I used to hate my first name, because it made me stand out in school. I envied classmates with names like “Mike” or “Chris” or “Dave,” because they were recognizable and easy to read and pronounce. Honestly, my life would have been a lot easier if my parents had just spelled my name “M-A-R-T-I-N.” I lived in the tension between the embarrassment of a thousand taunts from those who remembered the unusual spelling of my name — “Oh, hi, Mar-ar-ar-ar-ar-ty, ha, ha, ha” — and the frustration of roll-call misreadings by new or substitute teachers, “Marrion? Marrion? Is she here today?”
The thing is, despite my history with my given name, I have lately come to appreciate it. Now I (almost) think it’s cool. Sometimes people ask me if it’s a family name or if it originated with a particular ethnic group, and while the answer to both of those questions is “no,” my name does have a story to go along with it.
Chapter 1 — My Mom, you see, is a huge fan of what most of us would all “Old Movies.” She calls them “Classics.” One of her favorites is John Ford’s The Long Gray Line, starring Maureen O’Hara and Tyrone Power, which is based on the life of Martin “Marty” Maher, a tough Irish immigrant who carved out an unlikely career at the U.S. Military Academy.
Chapter 2 — My oldest brother had a very polite and respectful neighborhood friend named Martin, whom both of my parents liked.
Chapter 3 — My older siblings had a nickname with two identical consecutive letters (e.g. “C-H-E-L-L-Y”).
Chapter 4 — My older brothers had given names that ended in “-O-N.”
Chapter 5 — Martin became “M-A-R-R-T-O-N.”
Except that’s not the end.
Epilogue — My parents agreed on a name for a boy. They did not, however, agree on a name for a girl. My Mom had another favorite movie she hadn’t seen in forever, The Gift of Love, starring Robert Stack and Lauren Bacall.

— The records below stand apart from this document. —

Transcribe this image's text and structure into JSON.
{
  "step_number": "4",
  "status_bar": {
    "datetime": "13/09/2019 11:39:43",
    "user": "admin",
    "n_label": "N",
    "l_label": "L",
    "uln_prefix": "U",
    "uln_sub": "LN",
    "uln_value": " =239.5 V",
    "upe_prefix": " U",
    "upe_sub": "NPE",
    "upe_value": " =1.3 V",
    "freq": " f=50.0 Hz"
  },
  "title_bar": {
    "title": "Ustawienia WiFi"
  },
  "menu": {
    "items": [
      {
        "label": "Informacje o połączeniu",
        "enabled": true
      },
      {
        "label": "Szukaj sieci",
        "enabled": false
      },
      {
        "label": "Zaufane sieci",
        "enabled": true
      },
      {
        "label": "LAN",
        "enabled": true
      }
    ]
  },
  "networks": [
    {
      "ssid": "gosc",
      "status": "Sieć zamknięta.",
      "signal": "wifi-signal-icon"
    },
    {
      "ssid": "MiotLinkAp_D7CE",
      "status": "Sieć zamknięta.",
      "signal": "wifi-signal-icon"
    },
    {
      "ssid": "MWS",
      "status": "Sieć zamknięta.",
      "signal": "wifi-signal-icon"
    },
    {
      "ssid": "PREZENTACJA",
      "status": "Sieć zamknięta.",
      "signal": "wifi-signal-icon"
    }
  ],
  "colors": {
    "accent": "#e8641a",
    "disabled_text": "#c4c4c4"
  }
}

In the film, the character of an orphan, in particular, stood out in her memory: a girl named Mehitabel, aka “Hitty.” I didn’t know my dad as a praying man, but according to family lore, when my mom went into labor, my dad prayed all the way to the hospital and through my delivery that I would be a boy.
I guess, a little perspective is a helpful thing. In fact, by way of owning my story, and finding a more or less useful outlet for my resentment toward those who do orthographic violence to my name (especially those who have unusual spellings themselves), here are my Top 10 “favorite” name-related anecdotes:
10. An elementary school classmate of mine, who likely is now a music critic, turned my name into a music group called “Martley Crew.” I wasn’t allowed to listen to “devil music” back then, so I didn’t get the joke until later.
9. I spent a summer in Hungary after my sophomore year of college, and, to my surprise, I learned that Hungarians spell “Martin” as “M-A-R-T-O-N.”
8. My new friend Lauren, a pastor in Denver, said my name makes it sound like I’m the protagonist of a spy movie.
7. To their credit, some people remember that my name has two identical consecutive letters, but they choose the wrong letter to duplicate. There’s the Dutch way (“M-A-A-R-T-I-N”/”M-A-A-R-T-O-N”),
6. The homage-to-explosives way (“M-A-R-T-T-I-N”/”M-A-R-T-T-O-N”),
5. The cartoon way (“M-A-R-T-O-O-N”), and,
4. The I’m-not-sure-how-the-hell-to-spell-this-but-I’ll-just-tack-on-an-extra-letter-at-the-end way (“M-A-R-T-I-N-N”/”M-A-R-T-O-N-N”), and,
3. The-oh-so-close-but-oh-so-far-California-surfer-jungle way (“M-A-R-R-T-A-N”).
2. I’ve also had a number of exotic non-duplicated-letter spellings:
I’m a serial killer? (“M-A-N-T-O-N”),
I’m a contemplative monk and activist (“M-E-R-T-O-N”),
I don’t like finger holes/I’m from Michigan (“M-I-T-T-E-N”)
1. My all-time favorite places me in the four-legged animal kingdom (M-A-R-T-E-N). I am a weasel-y sort of person, sometimes, so yeah. Thanks, Mom!